Repeat the data that follows, keeping every character intact.

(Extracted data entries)
Segment Open
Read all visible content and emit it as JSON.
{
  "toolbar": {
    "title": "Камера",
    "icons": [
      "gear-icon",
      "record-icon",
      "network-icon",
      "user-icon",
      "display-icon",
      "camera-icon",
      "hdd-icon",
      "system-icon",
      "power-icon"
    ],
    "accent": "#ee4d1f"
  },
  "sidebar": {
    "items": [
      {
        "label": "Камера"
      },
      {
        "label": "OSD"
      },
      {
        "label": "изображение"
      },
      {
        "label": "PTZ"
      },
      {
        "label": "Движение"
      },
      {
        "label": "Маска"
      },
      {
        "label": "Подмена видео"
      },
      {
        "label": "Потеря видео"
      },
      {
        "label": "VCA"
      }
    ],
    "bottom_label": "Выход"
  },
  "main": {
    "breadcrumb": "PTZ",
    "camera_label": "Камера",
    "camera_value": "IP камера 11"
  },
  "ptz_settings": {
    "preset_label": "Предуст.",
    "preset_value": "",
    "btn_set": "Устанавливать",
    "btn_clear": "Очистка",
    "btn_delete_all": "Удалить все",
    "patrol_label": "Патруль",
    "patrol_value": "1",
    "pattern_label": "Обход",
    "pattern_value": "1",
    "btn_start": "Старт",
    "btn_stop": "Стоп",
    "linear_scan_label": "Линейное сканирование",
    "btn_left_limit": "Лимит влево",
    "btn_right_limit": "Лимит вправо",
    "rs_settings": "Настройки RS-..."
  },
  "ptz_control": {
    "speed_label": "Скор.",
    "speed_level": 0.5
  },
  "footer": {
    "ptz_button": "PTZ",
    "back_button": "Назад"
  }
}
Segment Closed
COMPLETED TASK ::
Read all visible content and emit it as JSON.
{
  "toolbar": {
    "title": "Камера",
    "icons": [
      "gear-icon",
      "record-icon",
      "network-icon",
      "user-icon",
      "display-icon",
      "camera-icon",
      "hdd-icon",
      "system-icon",
      "power-icon"
    ],
    "accent": "#ee4d1f"
  },
  "sidebar": {
    "items": [
      {
        "label": "Камера"
      },
      {
        "label": "OSD"
      },
      {
        "label": "изображение"
      },
      {
        "label": "PTZ"
      },
      {
        "label": "Движение"
      },
      {
        "label": "Маска"
      },
      {
        "label": "Подмена видео"
      },
      {
        "label": "Потеря видео"
      },
      {
        "label": "VCA"
      }
    ],
    "bottom_label": "Выход"
  },
  "main": {
    "breadcrumb": "PTZ",
    "camera_label": "Камера",
    "camera_value": "IP камера 11"
  },
  "ptz_settings": {
    "preset_label": "Предуст.",
    "preset_value": "",
    "btn_set": "Устанавливать",
    "btn_clear": "Очистка",
    "btn_delete_all": "Удалить все",
    "patrol_label": "Патруль",
    "patrol_value": "1",
    "pattern_label": "Обход",
    "pattern_value": "1",
    "btn_start": "Старт",
    "btn_stop": "Стоп",
    "linear_scan_label": "Линейное сканирование",
    "btn_left_limit": "Лимит влево",
    "btn_right_limit": "Лимит вправо",
    "rs_settings": "Настройки RS-..."
  },
  "ptz_control": {
    "speed_label": "Скор.",
    "speed_level": 0.5
  },
  "footer": {
    "ptz_button": "PTZ",
    "back_button": "Назад"
  }
}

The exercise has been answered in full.